### Records to process
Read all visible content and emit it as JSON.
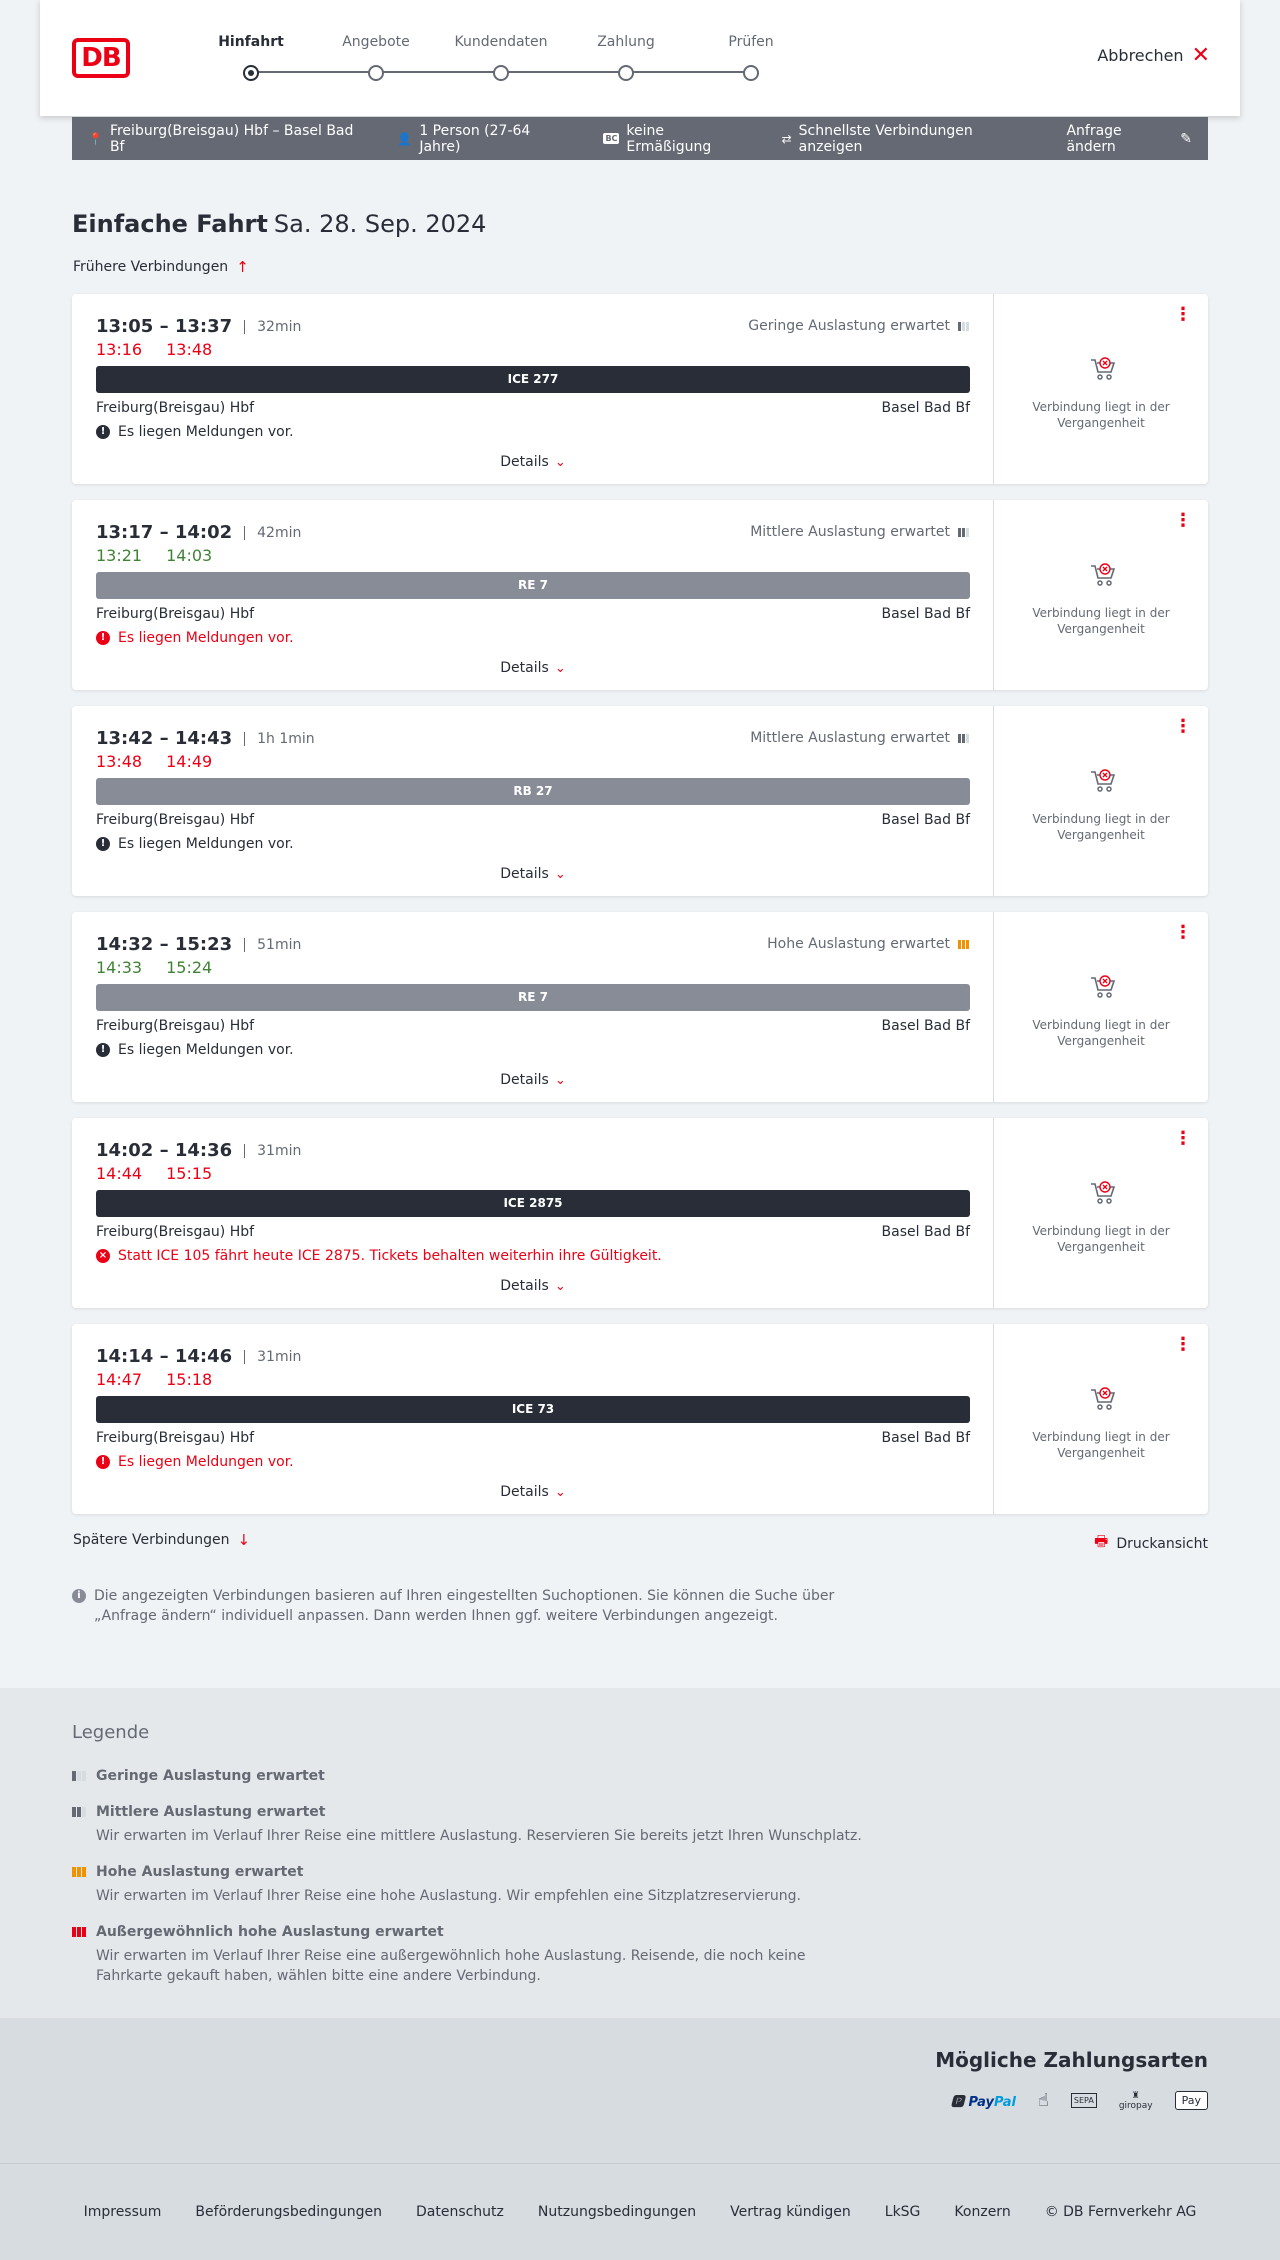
{
  "header": {
    "logo": "DB",
    "steps": [
      {
        "label": "Hinfahrt",
        "active": true
      },
      {
        "label": "Angebote",
        "active": false
      },
      {
        "label": "Kundendaten",
        "active": false
      },
      {
        "label": "Zahlung",
        "active": false
      },
      {
        "label": "Prüfen",
        "active": false
      }
    ],
    "cancel_label": "Abbrechen"
  },
  "query": {
    "route": "Freiburg(Breisgau) Hbf – Basel Bad Bf",
    "travellers": "1 Person (27-64 Jahre)",
    "discount_badge": "BC",
    "discount": "keine Ermäßigung",
    "fastest": "Schnellste Verbindungen anzeigen",
    "change": "Anfrage ändern"
  },
  "page": {
    "title": "Einfache Fahrt",
    "date": "Sa. 28. Sep. 2024",
    "earlier": "Frühere Verbindungen",
    "later": "Spätere Verbindungen",
    "print": "Druckansicht",
    "info": "Die angezeigten Verbindungen basieren auf Ihren eingestellten Suchoptionen. Sie können die Suche über „Anfrage ändern“ individuell anpassen. Dann werden Ihnen ggf. weitere Verbindungen angezeigt."
  },
  "connections": [
    {
      "times": "13:05 – 13:37",
      "duration": "32min",
      "rt_dep": "13:16",
      "rt_arr": "13:48",
      "rt_color": "red",
      "occupancy": "Geringe Auslastung erwartet",
      "train": "ICE 277",
      "bar": "dark",
      "from": "Freiburg(Breisgau) Hbf",
      "to": "Basel Bad Bf",
      "message": "Es liegen Meldungen vor.",
      "msg_color": "black",
      "details": "Details",
      "status": "Verbindung liegt in der Vergangenheit"
    },
    {
      "times": "13:17 – 14:02",
      "duration": "42min",
      "rt_dep": "13:21",
      "rt_arr": "14:03",
      "rt_color": "green",
      "occupancy": "Mittlere Auslastung erwartet",
      "train": "RE 7",
      "bar": "grey",
      "from": "Freiburg(Breisgau) Hbf",
      "to": "Basel Bad Bf",
      "message": "Es liegen Meldungen vor.",
      "msg_color": "red",
      "details": "Details",
      "status": "Verbindung liegt in der Vergangenheit"
    },
    {
      "times": "13:42 – 14:43",
      "duration": "1h 1min",
      "rt_dep": "13:48",
      "rt_arr": "14:49",
      "rt_color": "red",
      "occupancy": "Mittlere Auslastung erwartet",
      "train": "RB 27",
      "bar": "grey",
      "from": "Freiburg(Breisgau) Hbf",
      "to": "Basel Bad Bf",
      "message": "Es liegen Meldungen vor.",
      "msg_color": "black",
      "details": "Details",
      "status": "Verbindung liegt in der Vergangenheit"
    },
    {
      "times": "14:32 – 15:23",
      "duration": "51min",
      "rt_dep": "14:33",
      "rt_arr": "15:24",
      "rt_color": "green",
      "occupancy": "Hohe Auslastung erwartet",
      "train": "RE 7",
      "bar": "grey",
      "from": "Freiburg(Breisgau) Hbf",
      "to": "Basel Bad Bf",
      "message": "Es liegen Meldungen vor.",
      "msg_color": "black",
      "details": "Details",
      "status": "Verbindung liegt in der Vergangenheit"
    },
    {
      "times": "14:02 – 14:36",
      "duration": "31min",
      "rt_dep": "14:44",
      "rt_arr": "15:15",
      "rt_color": "red",
      "occupancy": "",
      "train": "ICE 2875",
      "bar": "dark",
      "from": "Freiburg(Breisgau) Hbf",
      "to": "Basel Bad Bf",
      "message": "Statt ICE 105 fährt heute ICE 2875. Tickets behalten weiterhin ihre Gültigkeit.",
      "msg_color": "red-x",
      "details": "Details",
      "status": "Verbindung liegt in der Vergangenheit"
    },
    {
      "times": "14:14 – 14:46",
      "duration": "31min",
      "rt_dep": "14:47",
      "rt_arr": "15:18",
      "rt_color": "red",
      "occupancy": "",
      "train": "ICE 73",
      "bar": "dark",
      "from": "Freiburg(Breisgau) Hbf",
      "to": "Basel Bad Bf",
      "message": "Es liegen Meldungen vor.",
      "msg_color": "red",
      "details": "Details",
      "status": "Verbindung liegt in der Vergangenheit"
    }
  ],
  "legend": {
    "title": "Legende",
    "items": [
      {
        "title": "Geringe Auslastung erwartet",
        "desc": ""
      },
      {
        "title": "Mittlere Auslastung erwartet",
        "desc": "Wir erwarten im Verlauf Ihrer Reise eine mittlere Auslastung. Reservieren Sie bereits jetzt Ihren Wunschplatz."
      },
      {
        "title": "Hohe Auslastung erwartet",
        "desc": "Wir erwarten im Verlauf Ihrer Reise eine hohe Auslastung. Wir empfehlen eine Sitzplatzreservierung."
      },
      {
        "title": "Außergewöhnlich hohe Auslastung erwartet",
        "desc": "Wir erwarten im Verlauf Ihrer Reise eine außergewöhnlich hohe Auslastung. Reisende, die noch keine Fahrkarte gekauft haben, wählen bitte eine andere Verbindung."
      }
    ]
  },
  "payment": {
    "title": "Mögliche Zahlungsarten",
    "paypal_1": "Pay",
    "paypal_2": "Pal",
    "sepa": "SEPA",
    "giropay": "giropay",
    "applepay": "Pay"
  },
  "footer": {
    "links": [
      "Impressum",
      "Beförderungsbedingungen",
      "Datenschutz",
      "Nutzungsbedingungen",
      "Vertrag kündigen",
      "LkSG",
      "Konzern",
      "© DB Fernverkehr AG"
    ]
  },
  "colors": {
    "brand_red": "#ec0016",
    "delay_red": "#ec0016",
    "on_time_green": "#408335",
    "high_occupancy": "#f39200",
    "dark_train": "#282d37",
    "grey_train": "#878c96"
  }
}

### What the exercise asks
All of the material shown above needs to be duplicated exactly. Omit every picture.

### Response
Read all visible content and emit it as JSON.
{
  "header": {
    "logo": "DB",
    "steps": [
      {
        "label": "Hinfahrt",
        "active": true
      },
      {
        "label": "Angebote",
        "active": false
      },
      {
        "label": "Kundendaten",
        "active": false
      },
      {
        "label": "Zahlung",
        "active": false
      },
      {
        "label": "Prüfen",
        "active": false
      }
    ],
    "cancel_label": "Abbrechen"
  },
  "query": {
    "route": "Freiburg(Breisgau) Hbf – Basel Bad Bf",
    "travellers": "1 Person (27-64 Jahre)",
    "discount_badge": "BC",
    "discount": "keine Ermäßigung",
    "fastest": "Schnellste Verbindungen anzeigen",
    "change": "Anfrage ändern"
  },
  "page": {
    "title": "Einfache Fahrt",
    "date": "Sa. 28. Sep. 2024",
    "earlier": "Frühere Verbindungen",
    "later": "Spätere Verbindungen",
    "print": "Druckansicht",
    "info": "Die angezeigten Verbindungen basieren auf Ihren eingestellten Suchoptionen. Sie können die Suche über „Anfrage ändern“ individuell anpassen. Dann werden Ihnen ggf. weitere Verbindungen angezeigt."
  },
  "connections": [
    {
      "times": "13:05 – 13:37",
      "duration": "32min",
      "rt_dep": "13:16",
      "rt_arr": "13:48",
      "rt_color": "red",
      "occupancy": "Geringe Auslastung erwartet",
      "train": "ICE 277",
      "bar": "dark",
      "from": "Freiburg(Breisgau) Hbf",
      "to": "Basel Bad Bf",
      "message": "Es liegen Meldungen vor.",
      "msg_color": "black",
      "details": "Details",
      "status": "Verbindung liegt in der Vergangenheit"
    },
    {
      "times": "13:17 – 14:02",
      "duration": "42min",
      "rt_dep": "13:21",
      "rt_arr": "14:03",
      "rt_color": "green",
      "occupancy": "Mittlere Auslastung erwartet",
      "train": "RE 7",
      "bar": "grey",
      "from": "Freiburg(Breisgau) Hbf",
      "to": "Basel Bad Bf",
      "message": "Es liegen Meldungen vor.",
      "msg_color": "red",
      "details": "Details",
      "status": "Verbindung liegt in der Vergangenheit"
    },
    {
      "times": "13:42 – 14:43",
      "duration": "1h 1min",
      "rt_dep": "13:48",
      "rt_arr": "14:49",
      "rt_color": "red",
      "occupancy": "Mittlere Auslastung erwartet",
      "train": "RB 27",
      "bar": "grey",
      "from": "Freiburg(Breisgau) Hbf",
      "to": "Basel Bad Bf",
      "message": "Es liegen Meldungen vor.",
      "msg_color": "black",
      "details": "Details",
      "status": "Verbindung liegt in der Vergangenheit"
    },
    {
      "times": "14:32 – 15:23",
      "duration": "51min",
      "rt_dep": "14:33",
      "rt_arr": "15:24",
      "rt_color": "green",
      "occupancy": "Hohe Auslastung erwartet",
      "train": "RE 7",
      "bar": "grey",
      "from": "Freiburg(Breisgau) Hbf",
      "to": "Basel Bad Bf",
      "message": "Es liegen Meldungen vor.",
      "msg_color": "black",
      "details": "Details",
      "status": "Verbindung liegt in der Vergangenheit"
    },
    {
      "times": "14:02 – 14:36",
      "duration": "31min",
      "rt_dep": "14:44",
      "rt_arr": "15:15",
      "rt_color": "red",
      "occupancy": "",
      "train": "ICE 2875",
      "bar": "dark",
      "from": "Freiburg(Breisgau) Hbf",
      "to": "Basel Bad Bf",
      "message": "Statt ICE 105 fährt heute ICE 2875. Tickets behalten weiterhin ihre Gültigkeit.",
      "msg_color": "red-x",
      "details": "Details",
      "status": "Verbindung liegt in der Vergangenheit"
    },
    {
      "times": "14:14 – 14:46",
      "duration": "31min",
      "rt_dep": "14:47",
      "rt_arr": "15:18",
      "rt_color": "red",
      "occupancy": "",
      "train": "ICE 73",
      "bar": "dark",
      "from": "Freiburg(Breisgau) Hbf",
      "to": "Basel Bad Bf",
      "message": "Es liegen Meldungen vor.",
      "msg_color": "red",
      "details": "Details",
      "status": "Verbindung liegt in der Vergangenheit"
    }
  ],
  "legend": {
    "title": "Legende",
    "items": [
      {
        "title": "Geringe Auslastung erwartet",
        "desc": ""
      },
      {
        "title": "Mittlere Auslastung erwartet",
        "desc": "Wir erwarten im Verlauf Ihrer Reise eine mittlere Auslastung. Reservieren Sie bereits jetzt Ihren Wunschplatz."
      },
      {
        "title": "Hohe Auslastung erwartet",
        "desc": "Wir erwarten im Verlauf Ihrer Reise eine hohe Auslastung. Wir empfehlen eine Sitzplatzreservierung."
      },
      {
        "title": "Außergewöhnlich hohe Auslastung erwartet",
        "desc": "Wir erwarten im Verlauf Ihrer Reise eine außergewöhnlich hohe Auslastung. Reisende, die noch keine Fahrkarte gekauft haben, wählen bitte eine andere Verbindung."
      }
    ]
  },
  "payment": {
    "title": "Mögliche Zahlungsarten",
    "paypal_1": "Pay",
    "paypal_2": "Pal",
    "sepa": "SEPA",
    "giropay": "giropay",
    "applepay": "Pay"
  },
  "footer": {
    "links": [
      "Impressum",
      "Beförderungsbedingungen",
      "Datenschutz",
      "Nutzungsbedingungen",
      "Vertrag kündigen",
      "LkSG",
      "Konzern",
      "© DB Fernverkehr AG"
    ]
  },
  "colors": {
    "brand_red": "#ec0016",
    "delay_red": "#ec0016",
    "on_time_green": "#408335",
    "high_occupancy": "#f39200",
    "dark_train": "#282d37",
    "grey_train": "#878c96"
  }
}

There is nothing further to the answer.